HOUSTON -- With new ownership on the horizon and Jordan Lyles, the club's top prospect, getting his feet wet in his Major League debut, the Astros are transitioning into a new era on the field and off that's full of promise.
The Astros began their rebuilding mode nearly a year ago when they traded away Roy Oswalt and Lance Berkman, and the young kids carried Houston to a strong finish in 2010. The youth pipeline hasn't dried up, with Lyles creating a buzz at Minute Maid Park after making his Major League debut in May.
Lyles has already survived the first roster move that involved taking a starting pitcher out of the rotation, and he figures to have a good chance to stick in the rotation for the rest of the year. At 20 years old, he's the youngest player in the Major Leagues, and has a world of potential.
Lyles isn't the only young pitcher to watch in the team's rotation this year.
Bud Norris, who won nine games a year ago in his second season, is another player to keep a close eye on as the season unfolds. Norris, 26, came out of the gate as, arguably, the team's best pitcher, going 4-5 with a 3.48 ERA in his 14 starts.
"He's just in the process of getting more experience at the Major League level, getting more innings, more starts and more appearances," Astros manager Brad Mills said.
Then, there's Hunter Pence, who's blossoming into a star.

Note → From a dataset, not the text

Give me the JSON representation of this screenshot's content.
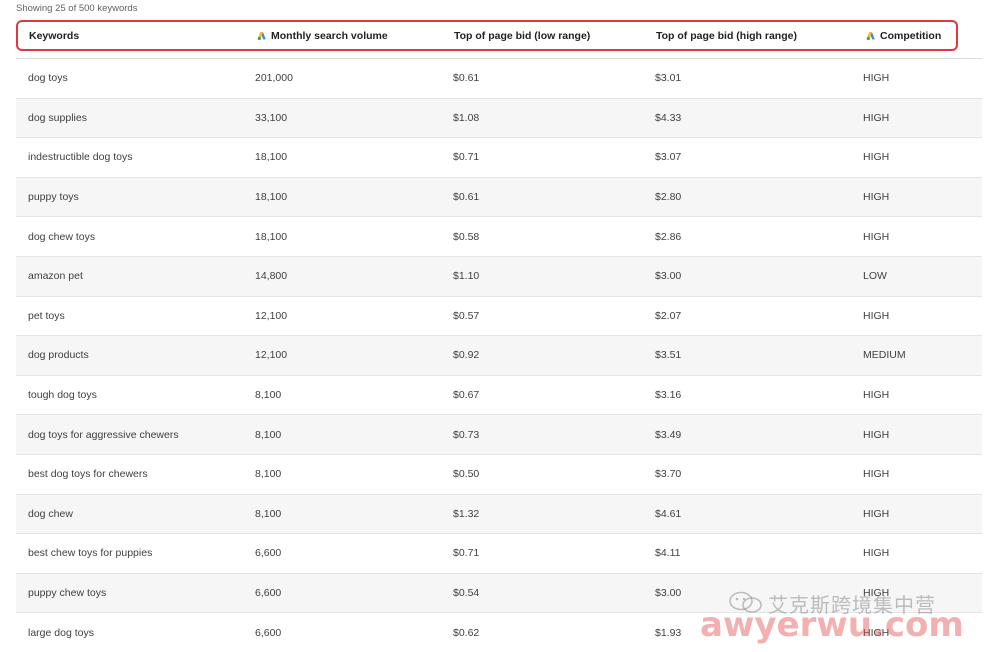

On the heels of a 23-game hitting streak that ended on Tuesday, Pence was leading the team in batting average (.320), home runs (nine) and RBIs (50) -- and appears poised for a huge second half.
Brett Wallace, who was one of four rookies who was thrown into the fire last year after he was acquired in the Oswalt trade, has been among the league's leaders in batting average all season, sitting at .313 entering play on Wednesday. The Astros are still waiting for his power numbers to arrive, and if they do in the second half, look out.
Of course, the future of the Astros could be in different hands by the All-Star break.
Astros owner Drayton McLane signed a sales-purchase agreement last month to sell the team to a group led by Houston businessman Jim Crane. The deal is awaiting approval of Major League Baseball, which could come as early as next month.
Crane, who played college baseball, said he has big dreams for the Astros.
"As the new owner of the Astros, I want to let you know I love baseball," Crane said at the news conference to announce he was buying the club. "Baseball has had a big impact on me -- from the time I was little, and for the better. From that moment, it's taught me and helped me gain confidence, taught me discipline, taught me to work hard and be a team player. I will use all of those lessons moving forward with the Astros. But my love alone would not have allowed me to be here today, if not for all the partners I have in this deal."
Crane didn't provide much insight on his specific plans to get the Astros on track, but he hopes better days are ahead.
"I don't think anybody in this room is happy where we're at," he said. "We want to work with what's here. We want to make good decisions, and certainly we'll have a philosophy of how to get that done -- and we'll share that when we take over."
McLane, 74, purchased the Astros in 1992 for $117 million, and guided the franchise through some of its most successful periods in history -- including six playoff appearances, the 2005 National League pennant and the opening of Minute Maid Park in 2000.
Some of the most magical moments in the 50-year history of the franchise have happened under McLane's watch, including Craig Biggio reaching 3,000 hits in 2007 and, of course, the club's first and only World Series appearance in 2005.
Perhaps Crane will foster some more memories.
Sure, the Astros have spent most of the season in last place, but recent history has proven that Houston has been a solid second-half club. The Astros, with four rookies in the lineup on most nights, had the fourth-best winning percentage in the National League (.548) last year, which perhaps provides an indication that the immediate future is, indeed, bright.
Brian McTaggart is a reporter for MLB.com. This story was not subject to the approval of Major League Baseball or its clubs.